All’s Fair in Love and Trading: A Guide to Committing to Successful Trading

All’s Fair in Love and Trading: A Guide to Committing to Successful Trading

By Katie Gomez

With Valentine’s Day approaching, it’s time to assess not only our connections with others but also the relationships we hold with ourselves, particularly in the realm of finances. Often overlooked amid life’s demands, our financial well-being deserves attention, resembling a partnership that requires careful consideration. In this article, we explore common issues in our relationship with money and provide insights on transforming and nurturing your finances, offering the same level of respect and care you would extend to a loved one. This article will highlight and review some common problems we face in our relationship with money and how to change and begin nurturing your finances, giving yourself the same respect and care you would give your loved one.

Recognizing a Toxic Relationship with Money

We have all heard of toxic relationships. Toxic relationships extend beyond personal connections and can infiltrate areas crucial to our well-being, such as our homes, food, and finances. Similar to turbulent affairs in the financial markets, neglecting warning signs in money matters can lead to self-sabotaging choices. The market, like an unhealthy relationship, can induce emotions of greed, fear, and desperation, affecting how we handle our valuable assets.

Investors often fall into the trap of prioritizing short-term gains over long-term stability, chasing immediate gratification and neglecting prudent financial practices. Just as in toxic relationships, early wins may fade, leaving investors in a constant state of anxiety. The sunk cost fallacy further traps individuals, causing them to cling to failing investments, akin to holding onto relationships solely due to invested time, energy, and money.

Another reason investors stay in this cycle is the sunken cost fallacy. The sunken cost fallacy is based solely on familiarity and the reason we hold onto relationships (of any kind) that we have invested too much time, energy, and money to leave, hoping something will change. When investors stubbornly cling to this belief, they essentially throw away their money. The market will not change its volatility for you; you have to be the one to save yourself and know when to cut your losses and start over—starting over costs almost always less than staying in a dying stock, clinging to false hope. 

Like a toxic relationship, excitement and early wins eventually fade or go up in flames. When you find yourself walking on eggshells in your investments, as you do in tumultuous relationships, you limit yourself from growth.

Despite the exhilarating rush and potential short-term gains it can offer, the demands and expectations of this kind of relationship with money never end well in the long run. If you are serious about taking care of your financial future and setting yourself up for success, you must switch your mentality and put in the effort. 

Direct your energy toward slowly building a lasting fire to keep you warm for the future, rather than just keep throwing matches and adding fuel to the flames already burning. Your relationship with money is worth saving; there is always time to redirect. However, you must leave behind the toxic patterns of these short-lived, hyped-up financial filings and start treating your relationship with money like a serious relationship—trade in the lust appeal of meme stocks for real love and respect with long-term investing.

Building a Foundation for a Long-Term Relationship
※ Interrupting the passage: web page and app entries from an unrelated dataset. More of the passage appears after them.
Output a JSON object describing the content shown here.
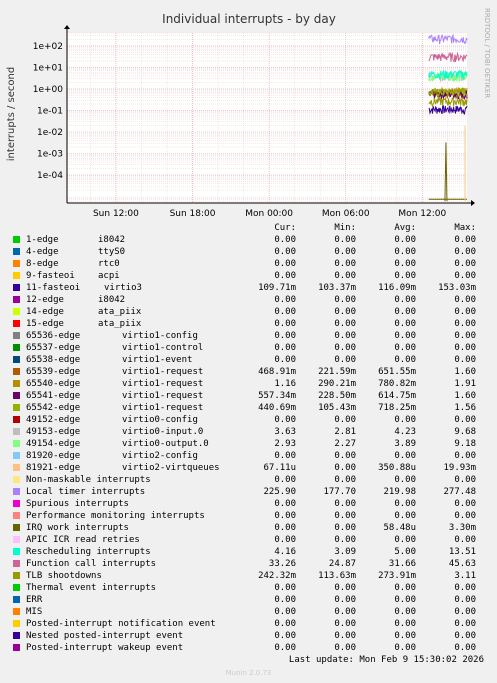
{
  "chart_data": {
    "type": "line",
    "title": "Individual interrupts - by day",
    "ylabel": "interrupts / second",
    "yscale": "log",
    "ylim": [
      5e-06,
      400
    ],
    "yticks": [
      {
        "v": 100,
        "label": "1e+02"
      },
      {
        "v": 10,
        "label": "1e+01"
      },
      {
        "v": 1,
        "label": "1e+00"
      },
      {
        "v": 0.1,
        "label": "1e-01"
      },
      {
        "v": 0.01,
        "label": "1e-02"
      },
      {
        "v": 0.001,
        "label": "1e-03"
      },
      {
        "v": 0.0001,
        "label": "1e-04"
      }
    ],
    "xlim": [
      "Sun 08:10",
      "Mon 15:30"
    ],
    "xticks": [
      "Sun 12:00",
      "Sun 18:00",
      "Mon 00:00",
      "Mon 06:00",
      "Mon 12:00"
    ],
    "grid": true,
    "data_start": "Mon 12:30"
  },
  "side_text": "RRDTOOL / TOBI OETIKER",
  "legend_headers": {
    "cur": "Cur:",
    "min": "Min:",
    "avg": "Avg:",
    "max": "Max:"
  },
  "series": [
    {
      "name": "1-edge",
      "desc": "i8042",
      "cur": "0.00",
      "min": "0.00",
      "avg": "0.00",
      "max": "0.00",
      "color": "#00cc00",
      "level": 0
    },
    {
      "name": "4-edge",
      "desc": "ttyS0",
      "cur": "0.00",
      "min": "0.00",
      "avg": "0.00",
      "max": "0.00",
      "color": "#0066b3",
      "level": 0
    },
    {
      "name": "8-edge",
      "desc": "rtc0",
      "cur": "0.00",
      "min": "0.00",
      "avg": "0.00",
      "max": "0.00",
      "color": "#ff8000",
      "level": 0
    },
    {
      "name": "9-fasteoi",
      "desc": "acpi",
      "cur": "0.00",
      "min": "0.00",
      "avg": "0.00",
      "max": "0.00",
      "color": "#ffcc00",
      "level": 0
    },
    {
      "name": "11-fasteoi",
      "desc": "virtio3",
      "cur": "109.71m",
      "min": "103.37m",
      "avg": "116.09m",
      "max": "153.03m",
      "color": "#330099",
      "level": 0.116
    },
    {
      "name": "12-edge",
      "desc": "i8042",
      "cur": "0.00",
      "min": "0.00",
      "avg": "0.00",
      "max": "0.00",
      "color": "#990099",
      "level": 0
    },
    {
      "name": "14-edge",
      "desc": "ata_piix",
      "cur": "0.00",
      "min": "0.00",
      "avg": "0.00",
      "max": "0.00",
      "color": "#ccff00",
      "level": 0
    },
    {
      "name": "15-edge",
      "desc": "ata_piix",
      "cur": "0.00",
      "min": "0.00",
      "avg": "0.00",
      "max": "0.00",
      "color": "#ff0000",
      "level": 0
    },
    {
      "name": "65536-edge",
      "desc": "virtio1-config",
      "cur": "0.00",
      "min": "0.00",
      "avg": "0.00",
      "max": "0.00",
      "color": "#808080",
      "level": 0
    },
    {
      "name": "65537-edge",
      "desc": "virtio1-control",
      "cur": "0.00",
      "min": "0.00",
      "avg": "0.00",
      "max": "0.00",
      "color": "#008f00",
      "level": 0
    },
    {
      "name": "65538-edge",
      "desc": "virtio1-event",
      "cur": "0.00",
      "min": "0.00",
      "avg": "0.00",
      "max": "0.00",
      "color": "#00487d",
      "level": 0
    },
    {
      "name": "65539-edge",
      "desc": "virtio1-request",
      "cur": "468.91m",
      "min": "221.59m",
      "avg": "651.55m",
      "max": "1.60",
      "color": "#b35a00",
      "level": 0.65
    },
    {
      "name": "65540-edge",
      "desc": "virtio1-request",
      "cur": "1.16",
      "min": "290.21m",
      "avg": "780.82m",
      "max": "1.91",
      "color": "#b38f00",
      "level": 0.78
    },
    {
      "name": "65541-edge",
      "desc": "virtio1-request",
      "cur": "557.34m",
      "min": "228.50m",
      "avg": "614.75m",
      "max": "1.60",
      "color": "#6b006b",
      "level": 0.61
    },
    {
      "name": "65542-edge",
      "desc": "virtio1-request",
      "cur": "440.69m",
      "min": "105.43m",
      "avg": "718.25m",
      "max": "1.56",
      "color": "#8fb300",
      "level": 0.72
    },
    {
      "name": "49152-edge",
      "desc": "virtio0-config",
      "cur": "0.00",
      "min": "0.00",
      "avg": "0.00",
      "max": "0.00",
      "color": "#b30000",
      "level": 0
    },
    {
      "name": "49153-edge",
      "desc": "virtio0-input.0",
      "cur": "3.63",
      "min": "2.81",
      "avg": "4.23",
      "max": "9.68",
      "color": "#bebebe",
      "level": 4.23
    },
    {
      "name": "49154-edge",
      "desc": "virtio0-output.0",
      "cur": "2.93",
      "min": "2.27",
      "avg": "3.89",
      "max": "9.18",
      "color": "#80ff80",
      "level": 3.89
    },
    {
      "name": "81920-edge",
      "desc": "virtio2-config",
      "cur": "0.00",
      "min": "0.00",
      "avg": "0.00",
      "max": "0.00",
      "color": "#80c9ff",
      "level": 0
    },
    {
      "name": "81921-edge",
      "desc": "virtio2-virtqueues",
      "cur": "67.11u",
      "min": "0.00",
      "avg": "350.88u",
      "max": "19.93m",
      "color": "#ffc080",
      "level": 0.00035
    },
    {
      "name": "Non-maskable interrupts",
      "desc": "",
      "cur": "0.00",
      "min": "0.00",
      "avg": "0.00",
      "max": "0.00",
      "color": "#ffe680",
      "level": 0
    },
    {
      "name": "Local timer interrupts",
      "desc": "",
      "cur": "225.90",
      "min": "177.70",
      "avg": "219.98",
      "max": "277.48",
      "color": "#aa80ff",
      "level": 219.98
    },
    {
      "name": "Spurious interrupts",
      "desc": "",
      "cur": "0.00",
      "min": "0.00",
      "avg": "0.00",
      "max": "0.00",
      "color": "#ee00cc",
      "level": 0
    },
    {
      "name": "Performance monitoring interrupts",
      "desc": "",
      "cur": "0.00",
      "min": "0.00",
      "avg": "0.00",
      "max": "0.00",
      "color": "#ff8080",
      "level": 0
    },
    {
      "name": "IRQ work interrupts",
      "desc": "",
      "cur": "0.00",
      "min": "0.00",
      "avg": "58.48u",
      "max": "3.30m",
      "color": "#666600",
      "level": 6e-05
    },
    {
      "name": "APIC ICR read retries",
      "desc": "",
      "cur": "0.00",
      "min": "0.00",
      "avg": "0.00",
      "max": "0.00",
      "color": "#ffbfff",
      "level": 0
    },
    {
      "name": "Rescheduling interrupts",
      "desc": "",
      "cur": "4.16",
      "min": "3.09",
      "avg": "5.00",
      "max": "13.51",
      "color": "#00ffcc",
      "level": 5.0
    },
    {
      "name": "Function call interrupts",
      "desc": "",
      "cur": "33.26",
      "min": "24.87",
      "avg": "31.66",
      "max": "45.63",
      "color": "#cc6699",
      "level": 31.66
    },
    {
      "name": "TLB shootdowns",
      "desc": "",
      "cur": "242.32m",
      "min": "113.63m",
      "avg": "273.91m",
      "max": "3.11",
      "color": "#999900",
      "level": 0.274
    },
    {
      "name": "Thermal event interrupts",
      "desc": "",
      "cur": "0.00",
      "min": "0.00",
      "avg": "0.00",
      "max": "0.00",
      "color": "#00cc00",
      "level": 0
    },
    {
      "name": "ERR",
      "desc": "",
      "cur": "0.00",
      "min": "0.00",
      "avg": "0.00",
      "max": "0.00",
      "color": "#0066b3",
      "level": 0
    },
    {
      "name": "MIS",
      "desc": "",
      "cur": "0.00",
      "min": "0.00",
      "avg": "0.00",
      "max": "0.00",
      "color": "#ff8000",
      "level": 0
    },
    {
      "name": "Posted-interrupt notification event",
      "desc": "",
      "cur": "0.00",
      "min": "0.00",
      "avg": "0.00",
      "max": "0.00",
      "color": "#ffcc00",
      "level": 0
    },
    {
      "name": "Nested posted-interrupt event",
      "desc": "",
      "cur": "0.00",
      "min": "0.00",
      "avg": "0.00",
      "max": "0.00",
      "color": "#330099",
      "level": 0
    },
    {
      "name": "Posted-interrupt wakeup event",
      "desc": "",
      "cur": "0.00",
      "min": "0.00",
      "avg": "0.00",
      "max": "0.00",
      "color": "#990099",
      "level": 0
    }
  ],
  "footer": {
    "last_update": "Last update: Mon Feb  9 15:30:02 2026",
    "version": "Munin 2.0.73"
  }
}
However, when you direct your attention towards investing in companies that you genuinely believe in for the long term, spanning multiple business cycles, as opposed to short-term flings, you are duly rewarded with loyalty. Your financial portfolio requires a bit of tender loving care (TLC), particularly if your previous interactions with your investments have been less than optimal. While financial assets may come and go, the knowledge you gain becomes a permanent asset, guiding you through the evolving landscape of market behavior.

Navigating Challenges with Grace

Recognize that your financial relationship, like any other, will never be perfect. Rather than expecting markets to behave in the ideal order, anticipate chaos. When we expect tests, lessons, unfairness, and even failure, it helps us avoid the constant disappointment of not beating the market. Some losses will be more painful than others, and some periods may seem hopeless to get through, but you have to learn to tune it out and trust the process. Forgiveness, kindness, and constant self-improvement are essential components of a healthy relationship with money. Embrace accountability, periodic reflection, and continuous improvement to ensure progress in the evolving stages of your financial journey.

Conclusion: A Relationship Worth Fighting For

In conclusion, your relationship with yourself is the most important one you will ever have. A direct reflection of how you feel about yourself is how you treat yourself, including how you treat the money you work so hard to earn. Once you see money through this lens, you’ll hesitate to mistreat it in the future and start carefully deciding how and where to invest it. Like any relationship, there will be painful downs, moments of doubt, and tests of patience, resilience, and effort, but remember, this relationship with your money, future financial security, and yourself is worth fighting for. 

Visit Trade Ideas today to gain the necessary skills and tools to give love to your future self through the process of trading in 2024.